The fifteenth and final count for the TCD Seanad panel has seen Trinity College Dublin Students’ Union president Lynn Ruane take the third and final seat, after incumbents David Norris and Ivana Bacik placed first and second respectively. She was elected with 3,344 votes.
The long processing of postal votes began at 10 am Tuesday in Trinity’s Public Theatre, with polls closing an hour later at 11 am Norris’s election was announced just before 1 am Wednesday morning, receiving 4,070 first preference votes, exceeding the quote of 4,017. With the total valid poll set at 16,064, Norris took home 25.4% of first preference votes.
Norris told Trinity News yesterday that even with recent illness, he didn’t find the campaign too difficult. “I had to confine myself to sending out a manifesto and relying on my record in the senate”, he said. With talk turning to the tallies Norris added “Sean Barrett’s seat is in difficulty, and if he doesn’t get it it’s a travesty because he’s been absolutely brilliant in the senate and a delight to work with.”
On the first count Ivana Bacik received 2,853 votes or 17.8%, falling short of the quota but still comfortably ahead of Ruane, Power and Barrett who received 8.6%, 8.4% and 8.2% of first preference votes respectively. Bacik gained most from Norris’s surplus votes, gaining an extra 18.
The third seat for a long time on Tuesday night into Wednesday was a close three-way race between Lynn Ruane, Averil Power and incumbent senator Sean Barrett.
Maeve Cox was the first candidate to be eliminated, with her transfers going mostly to Ruane, the Bacik followed by Power. Eoin Meehan and Edward Davitt were eliminated in following counts, their transfers going mostly to environmental candidates Oisín Coghlan and William Priestly.
On the third count the gap between Ruane and Power began to widen, with Ruane being more transfer friendly.

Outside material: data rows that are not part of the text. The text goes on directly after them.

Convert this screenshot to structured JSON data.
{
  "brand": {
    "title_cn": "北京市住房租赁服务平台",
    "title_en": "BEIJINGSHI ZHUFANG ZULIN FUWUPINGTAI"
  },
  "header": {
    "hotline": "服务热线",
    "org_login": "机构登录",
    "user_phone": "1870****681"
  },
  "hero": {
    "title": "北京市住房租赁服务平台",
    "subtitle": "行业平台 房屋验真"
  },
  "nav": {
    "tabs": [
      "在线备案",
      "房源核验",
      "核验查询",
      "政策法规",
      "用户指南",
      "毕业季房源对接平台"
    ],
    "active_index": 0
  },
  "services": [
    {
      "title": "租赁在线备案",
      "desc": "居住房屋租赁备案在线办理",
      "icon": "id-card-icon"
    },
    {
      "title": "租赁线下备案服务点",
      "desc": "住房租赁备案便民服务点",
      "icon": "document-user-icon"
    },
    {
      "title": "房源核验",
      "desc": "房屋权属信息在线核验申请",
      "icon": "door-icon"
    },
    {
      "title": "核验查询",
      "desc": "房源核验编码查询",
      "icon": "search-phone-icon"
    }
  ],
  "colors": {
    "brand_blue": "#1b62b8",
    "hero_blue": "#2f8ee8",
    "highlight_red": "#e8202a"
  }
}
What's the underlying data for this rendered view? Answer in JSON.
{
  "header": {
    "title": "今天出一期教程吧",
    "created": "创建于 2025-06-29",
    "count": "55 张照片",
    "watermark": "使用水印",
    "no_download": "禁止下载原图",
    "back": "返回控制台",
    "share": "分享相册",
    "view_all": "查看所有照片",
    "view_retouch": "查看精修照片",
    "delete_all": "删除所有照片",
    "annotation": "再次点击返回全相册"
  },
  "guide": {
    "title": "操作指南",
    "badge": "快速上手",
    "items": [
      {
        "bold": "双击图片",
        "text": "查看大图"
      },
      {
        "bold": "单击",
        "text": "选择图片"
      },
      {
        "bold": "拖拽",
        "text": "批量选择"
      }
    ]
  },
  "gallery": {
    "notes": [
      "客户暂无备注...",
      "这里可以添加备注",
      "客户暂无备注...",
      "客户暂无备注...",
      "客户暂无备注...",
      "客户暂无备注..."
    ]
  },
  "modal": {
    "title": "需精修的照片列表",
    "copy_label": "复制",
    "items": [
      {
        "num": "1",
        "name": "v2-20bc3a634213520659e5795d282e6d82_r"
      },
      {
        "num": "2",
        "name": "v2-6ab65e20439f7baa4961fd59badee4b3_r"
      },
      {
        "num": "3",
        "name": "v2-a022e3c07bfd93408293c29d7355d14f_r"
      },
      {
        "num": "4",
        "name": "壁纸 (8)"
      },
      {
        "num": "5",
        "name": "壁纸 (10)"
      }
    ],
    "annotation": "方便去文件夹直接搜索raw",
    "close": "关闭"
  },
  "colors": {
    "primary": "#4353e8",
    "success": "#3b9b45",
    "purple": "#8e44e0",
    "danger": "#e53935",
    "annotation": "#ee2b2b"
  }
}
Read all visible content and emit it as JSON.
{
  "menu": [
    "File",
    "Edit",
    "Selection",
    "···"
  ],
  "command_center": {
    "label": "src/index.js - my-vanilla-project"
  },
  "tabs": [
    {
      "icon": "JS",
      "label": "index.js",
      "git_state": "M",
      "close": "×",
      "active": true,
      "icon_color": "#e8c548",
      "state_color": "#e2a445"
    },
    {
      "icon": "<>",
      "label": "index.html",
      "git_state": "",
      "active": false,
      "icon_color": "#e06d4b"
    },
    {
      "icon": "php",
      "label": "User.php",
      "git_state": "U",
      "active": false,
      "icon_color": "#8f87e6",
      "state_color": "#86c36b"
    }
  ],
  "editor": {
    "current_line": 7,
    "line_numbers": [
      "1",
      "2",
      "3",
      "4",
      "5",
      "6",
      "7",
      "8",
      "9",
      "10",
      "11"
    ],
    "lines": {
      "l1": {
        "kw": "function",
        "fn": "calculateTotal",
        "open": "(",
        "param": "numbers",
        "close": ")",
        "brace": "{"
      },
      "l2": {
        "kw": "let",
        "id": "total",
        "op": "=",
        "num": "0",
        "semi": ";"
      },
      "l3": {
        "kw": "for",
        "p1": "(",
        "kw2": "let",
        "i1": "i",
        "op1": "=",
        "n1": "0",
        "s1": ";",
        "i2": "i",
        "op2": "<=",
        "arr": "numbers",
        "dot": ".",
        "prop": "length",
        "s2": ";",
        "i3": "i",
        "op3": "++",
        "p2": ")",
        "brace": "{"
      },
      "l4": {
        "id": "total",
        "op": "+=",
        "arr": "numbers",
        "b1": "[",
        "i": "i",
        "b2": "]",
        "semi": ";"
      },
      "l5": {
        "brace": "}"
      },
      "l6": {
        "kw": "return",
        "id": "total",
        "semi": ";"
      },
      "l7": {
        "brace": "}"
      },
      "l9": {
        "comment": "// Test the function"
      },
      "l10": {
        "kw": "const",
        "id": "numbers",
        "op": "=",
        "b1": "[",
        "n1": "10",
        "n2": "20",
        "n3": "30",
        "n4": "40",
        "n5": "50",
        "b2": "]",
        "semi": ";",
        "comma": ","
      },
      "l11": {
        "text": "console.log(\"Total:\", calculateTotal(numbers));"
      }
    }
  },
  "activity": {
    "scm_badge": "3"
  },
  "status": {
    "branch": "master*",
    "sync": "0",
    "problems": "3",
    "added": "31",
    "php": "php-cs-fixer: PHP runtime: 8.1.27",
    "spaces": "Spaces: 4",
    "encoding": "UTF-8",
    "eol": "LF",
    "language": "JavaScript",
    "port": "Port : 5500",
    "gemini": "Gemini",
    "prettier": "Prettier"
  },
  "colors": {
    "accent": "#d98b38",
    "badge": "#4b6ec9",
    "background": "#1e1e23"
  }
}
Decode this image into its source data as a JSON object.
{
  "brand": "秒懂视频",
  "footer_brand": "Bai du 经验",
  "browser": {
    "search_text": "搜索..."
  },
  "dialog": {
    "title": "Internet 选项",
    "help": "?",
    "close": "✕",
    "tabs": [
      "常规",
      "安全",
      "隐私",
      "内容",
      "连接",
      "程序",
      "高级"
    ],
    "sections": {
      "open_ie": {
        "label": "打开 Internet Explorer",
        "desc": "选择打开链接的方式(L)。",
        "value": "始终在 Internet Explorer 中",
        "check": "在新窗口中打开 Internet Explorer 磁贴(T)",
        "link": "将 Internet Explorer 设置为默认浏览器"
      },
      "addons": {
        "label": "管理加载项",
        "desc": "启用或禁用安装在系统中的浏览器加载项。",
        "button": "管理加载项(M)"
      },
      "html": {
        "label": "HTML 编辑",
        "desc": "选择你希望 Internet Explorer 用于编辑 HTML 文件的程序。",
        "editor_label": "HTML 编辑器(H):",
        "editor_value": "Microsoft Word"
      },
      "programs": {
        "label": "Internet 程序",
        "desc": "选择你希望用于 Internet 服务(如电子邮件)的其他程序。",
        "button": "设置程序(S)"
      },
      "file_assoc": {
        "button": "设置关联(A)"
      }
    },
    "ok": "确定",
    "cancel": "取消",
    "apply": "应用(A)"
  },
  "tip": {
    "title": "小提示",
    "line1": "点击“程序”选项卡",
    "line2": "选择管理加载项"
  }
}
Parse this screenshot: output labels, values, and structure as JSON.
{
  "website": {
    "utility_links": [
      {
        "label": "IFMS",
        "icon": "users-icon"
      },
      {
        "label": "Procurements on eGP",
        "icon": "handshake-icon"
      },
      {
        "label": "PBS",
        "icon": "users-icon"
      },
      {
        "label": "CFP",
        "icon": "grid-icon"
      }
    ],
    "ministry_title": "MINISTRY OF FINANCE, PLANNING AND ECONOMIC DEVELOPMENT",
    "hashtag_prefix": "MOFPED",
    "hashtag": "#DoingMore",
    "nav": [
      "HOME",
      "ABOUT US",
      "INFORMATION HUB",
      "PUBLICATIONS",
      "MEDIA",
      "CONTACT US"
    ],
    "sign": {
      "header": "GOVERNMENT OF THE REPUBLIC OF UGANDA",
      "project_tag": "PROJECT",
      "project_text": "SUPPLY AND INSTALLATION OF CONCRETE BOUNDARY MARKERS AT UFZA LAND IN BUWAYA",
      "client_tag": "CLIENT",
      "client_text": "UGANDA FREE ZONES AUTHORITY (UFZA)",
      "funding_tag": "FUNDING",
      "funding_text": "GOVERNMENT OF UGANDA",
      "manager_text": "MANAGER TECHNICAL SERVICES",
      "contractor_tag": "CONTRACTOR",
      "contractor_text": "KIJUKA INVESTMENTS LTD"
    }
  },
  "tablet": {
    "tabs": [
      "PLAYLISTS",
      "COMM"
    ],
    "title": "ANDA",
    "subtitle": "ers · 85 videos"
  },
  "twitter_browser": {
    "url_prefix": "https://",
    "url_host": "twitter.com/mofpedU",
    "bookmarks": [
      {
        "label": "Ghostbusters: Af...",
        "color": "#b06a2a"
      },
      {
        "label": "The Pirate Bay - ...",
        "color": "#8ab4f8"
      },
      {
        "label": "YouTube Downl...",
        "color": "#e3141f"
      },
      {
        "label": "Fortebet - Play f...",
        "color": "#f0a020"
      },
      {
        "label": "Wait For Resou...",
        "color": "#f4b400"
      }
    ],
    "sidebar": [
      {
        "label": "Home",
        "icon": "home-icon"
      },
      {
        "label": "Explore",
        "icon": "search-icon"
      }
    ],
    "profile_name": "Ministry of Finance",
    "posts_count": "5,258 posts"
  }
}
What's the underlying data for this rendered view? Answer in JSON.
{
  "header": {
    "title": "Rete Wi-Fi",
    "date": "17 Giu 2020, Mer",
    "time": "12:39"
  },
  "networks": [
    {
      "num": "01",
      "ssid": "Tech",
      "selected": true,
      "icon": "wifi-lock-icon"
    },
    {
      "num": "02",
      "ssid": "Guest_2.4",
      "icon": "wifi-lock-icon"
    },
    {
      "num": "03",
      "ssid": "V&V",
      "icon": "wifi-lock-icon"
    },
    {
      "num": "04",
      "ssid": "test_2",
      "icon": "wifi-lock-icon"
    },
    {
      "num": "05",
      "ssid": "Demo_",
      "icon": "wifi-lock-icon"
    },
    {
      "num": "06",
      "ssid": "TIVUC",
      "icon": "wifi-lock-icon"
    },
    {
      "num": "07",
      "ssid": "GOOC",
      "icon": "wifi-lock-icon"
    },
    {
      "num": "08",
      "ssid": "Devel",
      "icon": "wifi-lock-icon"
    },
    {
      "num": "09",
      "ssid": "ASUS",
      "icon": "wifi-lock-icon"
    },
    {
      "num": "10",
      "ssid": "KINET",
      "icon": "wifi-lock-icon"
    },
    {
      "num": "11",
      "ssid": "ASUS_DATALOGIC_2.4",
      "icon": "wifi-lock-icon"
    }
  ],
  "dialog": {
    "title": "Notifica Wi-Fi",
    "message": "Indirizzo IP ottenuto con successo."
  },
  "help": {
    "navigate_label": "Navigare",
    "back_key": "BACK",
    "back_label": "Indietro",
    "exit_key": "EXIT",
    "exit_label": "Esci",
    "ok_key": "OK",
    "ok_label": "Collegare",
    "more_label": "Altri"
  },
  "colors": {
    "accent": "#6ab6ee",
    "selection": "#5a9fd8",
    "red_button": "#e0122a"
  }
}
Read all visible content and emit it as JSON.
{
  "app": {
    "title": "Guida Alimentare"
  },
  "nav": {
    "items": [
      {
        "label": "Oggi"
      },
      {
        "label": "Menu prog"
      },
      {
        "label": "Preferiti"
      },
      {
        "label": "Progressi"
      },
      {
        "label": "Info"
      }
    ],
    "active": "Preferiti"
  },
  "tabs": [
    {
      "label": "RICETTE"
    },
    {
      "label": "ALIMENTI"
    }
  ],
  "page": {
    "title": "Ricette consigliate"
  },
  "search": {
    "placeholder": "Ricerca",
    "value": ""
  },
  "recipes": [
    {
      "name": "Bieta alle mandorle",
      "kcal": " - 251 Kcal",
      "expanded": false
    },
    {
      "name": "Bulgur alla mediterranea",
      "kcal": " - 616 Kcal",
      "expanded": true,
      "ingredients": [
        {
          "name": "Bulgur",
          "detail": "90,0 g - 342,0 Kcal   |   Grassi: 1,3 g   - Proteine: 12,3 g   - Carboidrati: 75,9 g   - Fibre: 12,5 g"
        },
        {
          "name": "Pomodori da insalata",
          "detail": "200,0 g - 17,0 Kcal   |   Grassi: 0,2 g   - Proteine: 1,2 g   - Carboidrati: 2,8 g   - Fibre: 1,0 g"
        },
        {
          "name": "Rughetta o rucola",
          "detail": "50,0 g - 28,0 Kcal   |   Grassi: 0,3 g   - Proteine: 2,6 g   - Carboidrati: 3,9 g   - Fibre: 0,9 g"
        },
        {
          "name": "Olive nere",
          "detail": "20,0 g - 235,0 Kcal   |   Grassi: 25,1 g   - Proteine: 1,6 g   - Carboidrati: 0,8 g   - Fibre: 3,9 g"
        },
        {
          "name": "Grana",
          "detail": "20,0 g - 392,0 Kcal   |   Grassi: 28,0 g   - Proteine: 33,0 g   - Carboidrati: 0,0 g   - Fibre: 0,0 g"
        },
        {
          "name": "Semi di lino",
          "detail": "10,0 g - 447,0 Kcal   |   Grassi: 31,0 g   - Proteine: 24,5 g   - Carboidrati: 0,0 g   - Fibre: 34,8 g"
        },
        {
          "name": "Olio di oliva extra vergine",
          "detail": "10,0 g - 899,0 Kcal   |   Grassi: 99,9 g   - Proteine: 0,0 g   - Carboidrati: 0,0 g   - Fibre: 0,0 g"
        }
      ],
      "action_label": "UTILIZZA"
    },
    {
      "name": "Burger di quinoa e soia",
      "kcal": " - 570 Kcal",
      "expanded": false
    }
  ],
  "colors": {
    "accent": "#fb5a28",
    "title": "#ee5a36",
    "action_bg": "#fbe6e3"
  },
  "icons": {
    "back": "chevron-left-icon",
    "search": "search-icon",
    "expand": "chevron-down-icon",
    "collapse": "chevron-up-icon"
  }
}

Sean Melly’s transfers saw Sean Barrett pull ahead of Ruane on the eighth count. On the tenth count, Ruane pulled back and maintained a lead with heavy transfers from eliminated candidate and former TCDSU president William Priestley.
After a long count and remaining transfer friendly, Ruane was declared elected on the fifteenth count. She becomes the first candidate to unseat a Trinity incumbent in decades, taking the seat previously held by Sean Barrett who finished with 3,228 votes.
Ruane was joined at the count centre by her family, including her two children and her mother, along with supporters from the Union of Students in Ireland, who earlier in the campaign officially endorsed her bid.
Barrett misses seat
Speaking to Trinity News, Barrett said that during the campaign, the thing which had struck him most was the amount of Trinity graduates who had emigrated, and outlined meeting many parents on the doors. “The numbers of new graduates who have emigrated is very striking, the voters in Australia, New Zealand, the US, Canada. That and the general decline in peoples’ living standards…I can see the unhappiness that the government found when they went to the people on the platform that there was prosperity, I think a lot of people have not felt that prosperity.”
Like Bacik, Barrett’s first Seanad campaign came almost a two decades ago in the 1997 election. There he placed fourth, and in 2002 he finished fifth. After sitting out the 2007 election he was elected to the Seanad in 2011 with 3,065 votes on the eighteenth and final count. He had come fourth in terms of first preference votes and was at one point 300 votes behind Tony Williams, but on the fifteenth count, Barrett pulled ahead.
Norris is the longest-standing senator on the TCD panel. A long-time civil rights campaigner, he was first elected to the Seanad in 1987. In 1988, after previous rulings against him in the Irish courts, the European Court of Human Rights struck down Ireland’s criminalisation of homosexuality in the Norris v. Ireland case.
Norris has remained a highly visible public figure in recent years, most notably for his role in last year’s marriage referendum campaign, and his unsuccessful bid for the presidency in 2011.
Bacik is the second longest standing member of the TCD panel, having been elected to the Seanad in 2007 and re-elected in 2011. During her term she was deputy leader of Seanad Éireann as well as a leader of the Labour group.
She is currently the Reid Professor of Criminal Law, Criminology and Penology at the college, a qualified barrister, and a senior lecturer and fellow. She was the President of the Students’ Union here in Trinity for the college year of 1989-90, during which she was taken to court for providing information to women on abortion.
Current president of TCDSU, Lynn Ruane is likely the most well-known Seanad candidate to current TCD students. Elected to the position last February with over 42% of the first-preference vote, Ruane ran on a platform of reducing inequality and increasing access to higher education.
After leaving school at the age of 15, she spent a number of years working in addiction services and counselling, before coming to Trinity to study PPES through the Trinity Access Programme. She has been extremely active over the course of her year in office, opposing the introduction of higher fees and loan schemes, and making a number of appearances in the national media.